IMF Corruption / Argentina / India / Ukraine
India has been heavily impacted by COVID-19, but has room to spend more money to help support the economy and provide a safety net to small business’ and vulnerable parts of society IMF Spokesman Gerry Rice said Thursday (September 10) in Washington, DC.
“We believe further fiscal stimulus is warranted, especially expenditures on health, food and income support for vulnerable households and support for businesses. Of course, moving ahead with that in the short term, a detailed, well communicated and credible medium-term fiscal consolidation plan is also important, alongside an increase in fiscal transparency. And we hope that we think that would help boost market confidence and thereby helping to reduce the cost of borrowing as well as help the economy overall ”
Taking questions at a virtual news conference, Rice said that the IMF is in constructive early talks with Argentine authorities and is in “listening mode” to guide next steps.
“In this phase we're focused on, number one, listening to the Argentine authorities for their sense of priorities. We are fact finding by compiling more information on the current economic situation and establishing the modalities whereby we would work together. And so all of this is taking place in what I would characterize as a very constructive climate. We look forward to continuing to engage with the Argentine authorities in the period ahead to discuss, again, their plans to strengthen macroeconomic stability, kickstart growth and job creation, and reduce poverty and unemployment.”

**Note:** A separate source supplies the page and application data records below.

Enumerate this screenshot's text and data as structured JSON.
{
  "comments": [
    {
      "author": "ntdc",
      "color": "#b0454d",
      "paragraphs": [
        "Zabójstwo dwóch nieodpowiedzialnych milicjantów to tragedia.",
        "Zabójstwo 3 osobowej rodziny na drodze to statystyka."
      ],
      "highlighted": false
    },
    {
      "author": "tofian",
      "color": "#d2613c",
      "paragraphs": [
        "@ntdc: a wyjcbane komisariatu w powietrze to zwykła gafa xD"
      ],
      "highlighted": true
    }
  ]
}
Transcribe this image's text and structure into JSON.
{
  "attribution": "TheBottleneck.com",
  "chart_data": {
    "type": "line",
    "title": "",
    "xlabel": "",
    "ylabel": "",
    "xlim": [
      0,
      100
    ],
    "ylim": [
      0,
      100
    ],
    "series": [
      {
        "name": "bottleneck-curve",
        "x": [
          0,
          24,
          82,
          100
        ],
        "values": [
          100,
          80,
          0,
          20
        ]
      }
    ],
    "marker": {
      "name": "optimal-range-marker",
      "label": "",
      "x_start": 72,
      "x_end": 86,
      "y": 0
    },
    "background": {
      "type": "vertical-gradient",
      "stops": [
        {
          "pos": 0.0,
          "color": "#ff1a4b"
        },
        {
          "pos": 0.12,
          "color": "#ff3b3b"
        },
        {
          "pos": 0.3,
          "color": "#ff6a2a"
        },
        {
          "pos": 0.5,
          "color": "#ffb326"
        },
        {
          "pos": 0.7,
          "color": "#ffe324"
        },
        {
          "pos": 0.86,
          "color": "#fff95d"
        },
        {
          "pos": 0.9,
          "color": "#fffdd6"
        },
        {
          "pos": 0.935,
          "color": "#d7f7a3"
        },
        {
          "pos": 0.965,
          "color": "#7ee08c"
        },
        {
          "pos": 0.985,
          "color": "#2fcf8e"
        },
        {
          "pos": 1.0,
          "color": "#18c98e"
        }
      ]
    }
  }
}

And the IMF does not respond to specific judicial rulings in member countries, but in the wake of a recent supreme court decision in Ukraine finding that a special anti-corruption prosecutor was previously named in an unconstitutional manner, Rice said that the Fund does expect transparency and anti-corruption measures to continue as a fundamental basis for further funding.
“We never comment on judicial decisions. However, I can say this, that on Ukraine that creating an effective anti-corruption framework has been a critical element of the IMF's engagement with Ukraine for the last few years, maintaining the independence and integrity of the National Anti-Corruption Bureau of Ukraine, the special anti-corruption prosecutor's office and the high anti-corruption court is a key component. Of structural reforms to unlock stronger and more equitable growth and a I would say a prerequisite. Under the current IMF supported program.”
Brian WalkerMedia Relations OfficerUnited StatesBWalker@imf.org+1 (202) 623-7381+1 (202) 286-5839